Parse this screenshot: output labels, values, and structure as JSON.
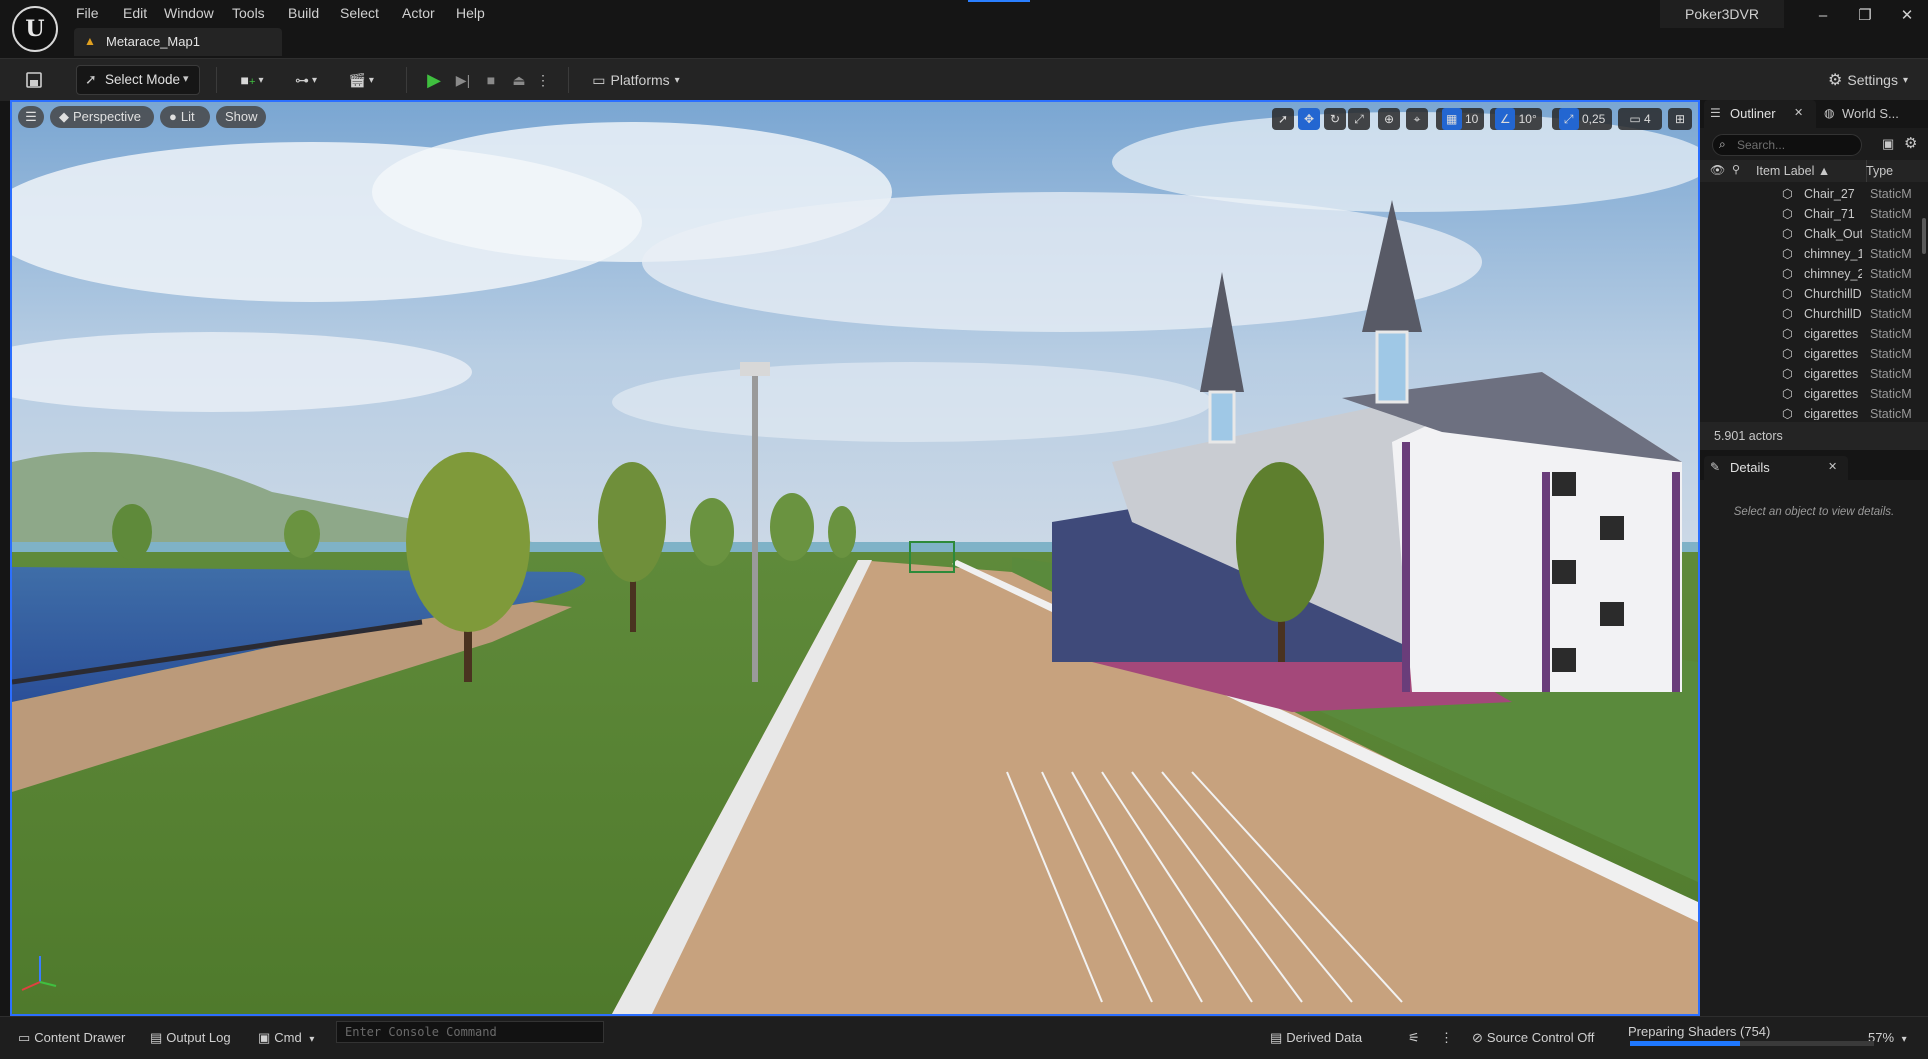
{
  "app": {
    "logo_glyph": "U",
    "project_name": "Poker3DVR"
  },
  "menu": [
    "File",
    "Edit",
    "Window",
    "Tools",
    "Build",
    "Select",
    "Actor",
    "Help"
  ],
  "document_tab": {
    "label": "Metarace_Map1"
  },
  "window_controls": {
    "minimize": "–",
    "restore": "❐",
    "close": "✕"
  },
  "toolbar": {
    "select_mode": "Select Mode",
    "platforms": "Platforms",
    "settings": "Settings"
  },
  "viewport": {
    "view_mode": "Perspective",
    "lighting": "Lit",
    "show": "Show",
    "grid_snap": "10",
    "rotation_snap": "10°",
    "scale_snap": "0,25",
    "camera_speed": "4"
  },
  "outliner": {
    "tab_label": "Outliner",
    "world_tab_label": "World S...",
    "search_placeholder": "Search...",
    "col_label": "Item Label ▲",
    "col_type": "Type",
    "rows": [
      {
        "label": "Chair_27",
        "type": "StaticM"
      },
      {
        "label": "Chair_71",
        "type": "StaticM"
      },
      {
        "label": "Chalk_Out",
        "type": "StaticM"
      },
      {
        "label": "chimney_1",
        "type": "StaticM"
      },
      {
        "label": "chimney_2",
        "type": "StaticM"
      },
      {
        "label": "ChurchillD",
        "type": "StaticM"
      },
      {
        "label": "ChurchillD",
        "type": "StaticM"
      },
      {
        "label": "cigarettes",
        "type": "StaticM"
      },
      {
        "label": "cigarettes",
        "type": "StaticM"
      },
      {
        "label": "cigarettes",
        "type": "StaticM"
      },
      {
        "label": "cigarettes",
        "type": "StaticM"
      },
      {
        "label": "cigarettes",
        "type": "StaticM"
      }
    ],
    "actor_count": "5.901 actors"
  },
  "details": {
    "tab_label": "Details",
    "empty_message": "Select an object to view details."
  },
  "statusbar": {
    "content_drawer": "Content Drawer",
    "output_log": "Output Log",
    "cmd": "Cmd",
    "console_placeholder": "Enter Console Command",
    "derived_data": "Derived Data",
    "source_control": "Source Control Off",
    "shaders": "Preparing Shaders (754)",
    "shader_progress": 0.45,
    "zoom": "57%"
  },
  "colors": {
    "accent": "#2c6fff",
    "play_green": "#3fbf3f"
  }
}
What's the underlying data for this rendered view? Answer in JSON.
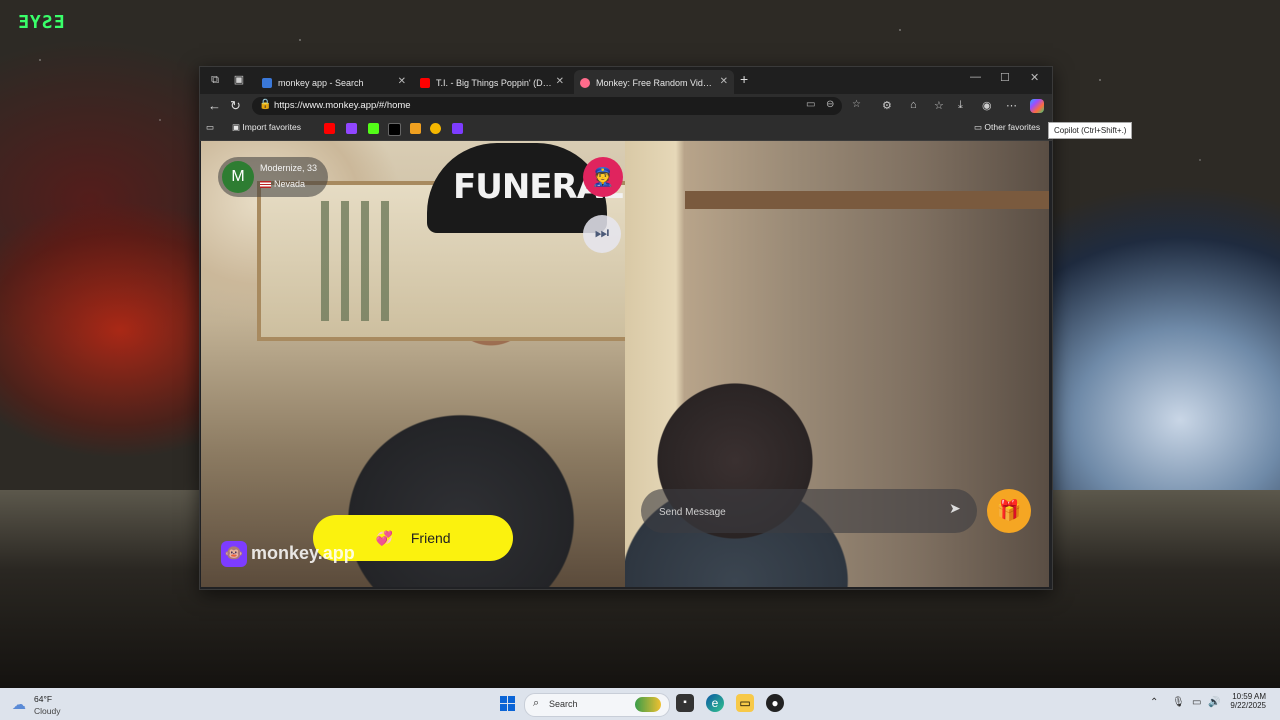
{
  "desktop": {
    "logo_text": "ƎYƧƎ"
  },
  "browser": {
    "tabs": [
      {
        "title": "monkey app - Search",
        "favicon_color": "#3a78d9"
      },
      {
        "title": "T.I. - Big Things Poppin' (Do It) [O…",
        "favicon_color": "#ff0000"
      },
      {
        "title": "Monkey: Free Random Video Chat",
        "favicon_color": "#ff6b8b",
        "active": true
      }
    ],
    "address": {
      "url": "https://www.monkey.app/#/home"
    },
    "favorites_bar": {
      "import_label": "Import favorites",
      "other_label": "Other favorites",
      "icons": [
        {
          "name": "youtube-favicon",
          "color": "#ff0000"
        },
        {
          "name": "twitch-favicon",
          "color": "#9146ff"
        },
        {
          "name": "kick-favicon",
          "color": "#53fc18"
        },
        {
          "name": "x-favicon",
          "color": "#000000"
        },
        {
          "name": "chess-favicon",
          "color": "#f0a020"
        },
        {
          "name": "spotify-favicon",
          "color": "#f5b700"
        },
        {
          "name": "purple-favicon",
          "color": "#7d3cff"
        }
      ]
    },
    "copilot_tooltip": "Copilot (Ctrl+Shift+.)"
  },
  "app": {
    "stranger": {
      "initial": "M",
      "name_age": "Modernize, 33",
      "location": "Nevada"
    },
    "cap_text": "FUNERAL",
    "friend_button": "Friend",
    "brand": "monkey.app",
    "message_placeholder": "Send Message"
  },
  "taskbar": {
    "weather": {
      "temp": "64°F",
      "condition": "Cloudy"
    },
    "search_label": "Search",
    "clock": {
      "time": "10:59 AM",
      "date": "9/22/2025"
    }
  },
  "colors": {
    "accent_yellow": "#fbf20e",
    "report_pink": "#e0245e",
    "gift_orange": "#f5a623",
    "brand_purple": "#7d3cff"
  }
}
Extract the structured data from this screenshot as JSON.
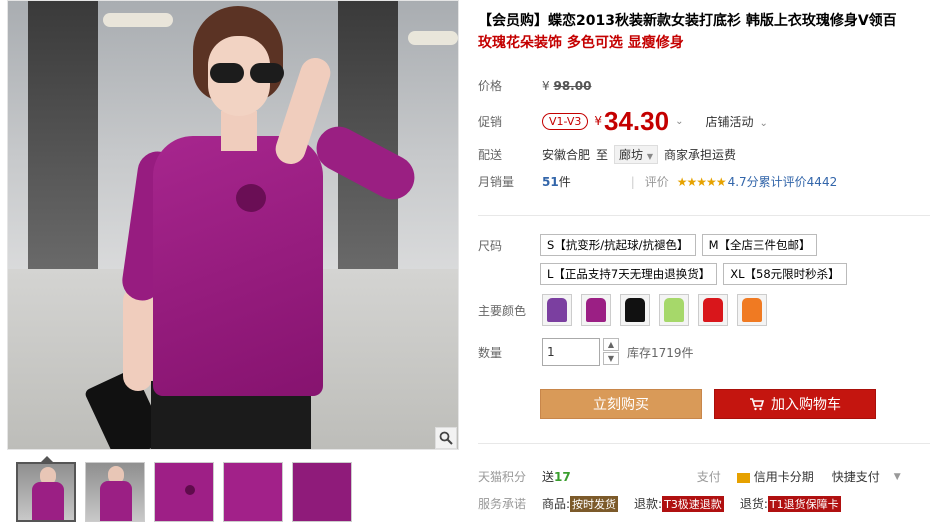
{
  "product": {
    "title": "【会员购】蝶恋2013秋装新款女装打底衫 韩版上衣玫瑰修身V领百",
    "subtitle": "玫瑰花朵装饰 多色可选 显瘦修身"
  },
  "price": {
    "label": "价格",
    "currency": "¥",
    "original": "98.00"
  },
  "promo": {
    "label": "促销",
    "badge": "V1-V3",
    "currency": "¥",
    "value": "34.30",
    "store_activity": "店铺活动"
  },
  "delivery": {
    "label": "配送",
    "from": "安徽合肥",
    "to_word": "至",
    "region": "廊坊",
    "shipping": "商家承担运费"
  },
  "monthly_sales": {
    "label": "月销量",
    "count": "51",
    "unit": "件",
    "rating_label": "评价",
    "stars": "★★★★★",
    "score": "4.7分",
    "total_reviews": "累计评价4442"
  },
  "size": {
    "label": "尺码",
    "options": [
      "S【抗变形/抗起球/抗褪色】",
      "M【全店三件包邮】",
      "L【正品支持7天无理由退换货】",
      "XL【58元限时秒杀】"
    ]
  },
  "colors": {
    "label": "主要颜色",
    "swatches": [
      {
        "name": "紫色",
        "hex": "#7b3fa0"
      },
      {
        "name": "玫红",
        "hex": "#9b1f84"
      },
      {
        "name": "黑色",
        "hex": "#111111"
      },
      {
        "name": "绿色",
        "hex": "#a6d86a"
      },
      {
        "name": "红色",
        "hex": "#d9161b"
      },
      {
        "name": "橙色",
        "hex": "#f07a22"
      }
    ]
  },
  "quantity": {
    "label": "数量",
    "value": "1",
    "stock": "库存1719件"
  },
  "buttons": {
    "buy_now": "立刻购买",
    "add_to_cart": "加入购物车"
  },
  "tmall_points": {
    "label": "天猫积分",
    "give": "送",
    "points": "17",
    "pay_label": "支付",
    "credit_card": "信用卡分期",
    "quick_pay": "快捷支付"
  },
  "service": {
    "label": "服务承诺",
    "goods": "商品:",
    "goods_tag": "按时发货",
    "refund": "退款:",
    "refund_tag": "T3极速退款",
    "return": "退货:",
    "return_tag": "T1退货保障卡"
  }
}
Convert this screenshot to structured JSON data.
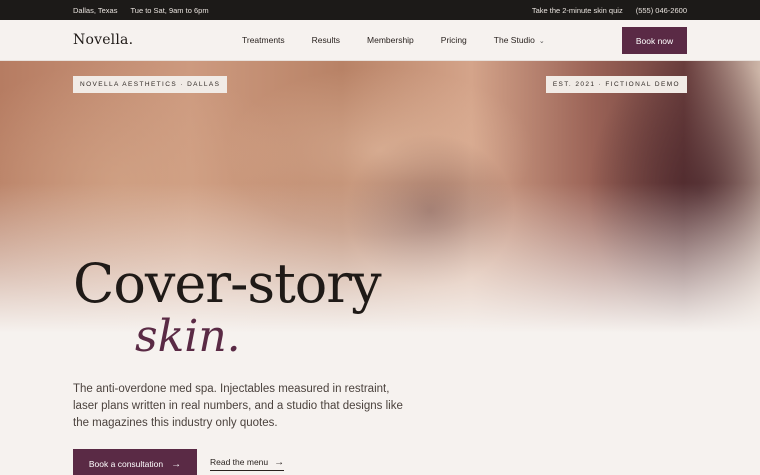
{
  "topbar": {
    "location": "Dallas, Texas",
    "hours": "Tue to Sat, 9am to 6pm",
    "quiz_link": "Take the 2-minute skin quiz",
    "phone": "(555) 046-2600"
  },
  "nav": {
    "logo": "Novella.",
    "items": [
      "Treatments",
      "Results",
      "Membership",
      "Pricing",
      "The Studio"
    ],
    "book_label": "Book now"
  },
  "hero": {
    "badge_left": "NOVELLA AESTHETICS · DALLAS",
    "badge_right": "EST. 2021 · FICTIONAL DEMO",
    "headline_line1": "Cover-story",
    "headline_line2": "skin.",
    "description": "The anti-overdone med spa. Injectables measured in restraint, laser plans written in real numbers, and a studio that designs like the magazines this industry only quotes.",
    "cta_primary": "Book a consultation",
    "cta_secondary": "Read the menu",
    "arrow": "→"
  },
  "colors": {
    "accent": "#5a2a45",
    "topbar_bg": "#1c1a18",
    "page_bg": "#f6f2ef"
  }
}
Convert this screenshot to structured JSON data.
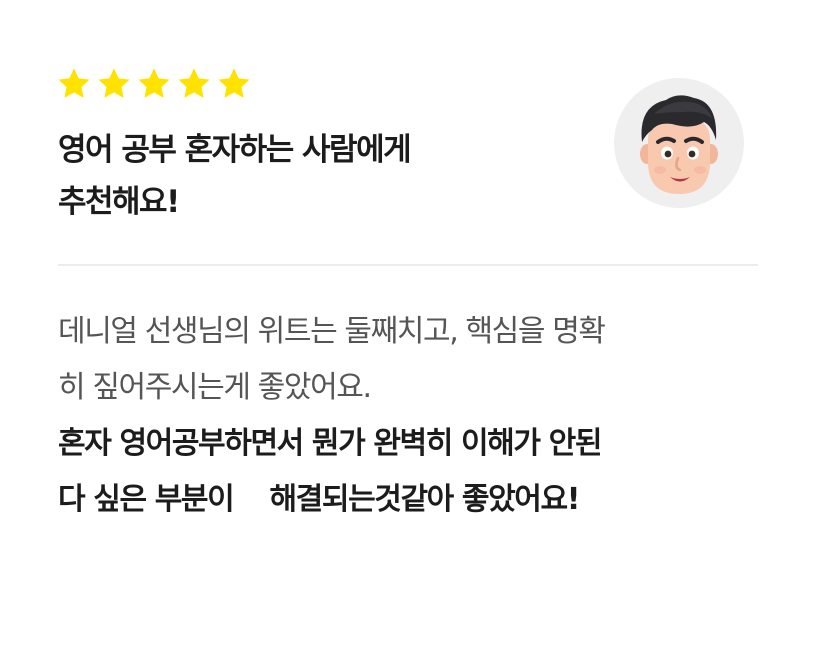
{
  "review": {
    "rating": 5,
    "rating_max": 5,
    "star_color": "#FFE200",
    "star_icon": "star-icon",
    "title_lines": [
      "영어 공부 혼자하는 사람에게",
      "추천해요!"
    ],
    "avatar_icon": "user-avatar-3d-face",
    "avatar_bg": "#EFEFEF",
    "body_regular_lines": [
      "데니얼 선생님의 위트는 둘째치고, 핵심을 명확",
      "히 짚어주시는게 좋았어요."
    ],
    "body_bold_lines": [
      "혼자 영어공부하면서 뭔가 완벽히 이해가 안된",
      "다 싶은 부분이    해결되는것같아 좋았어요!"
    ]
  }
}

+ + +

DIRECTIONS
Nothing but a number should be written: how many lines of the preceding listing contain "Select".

YOUR SOLUTION
3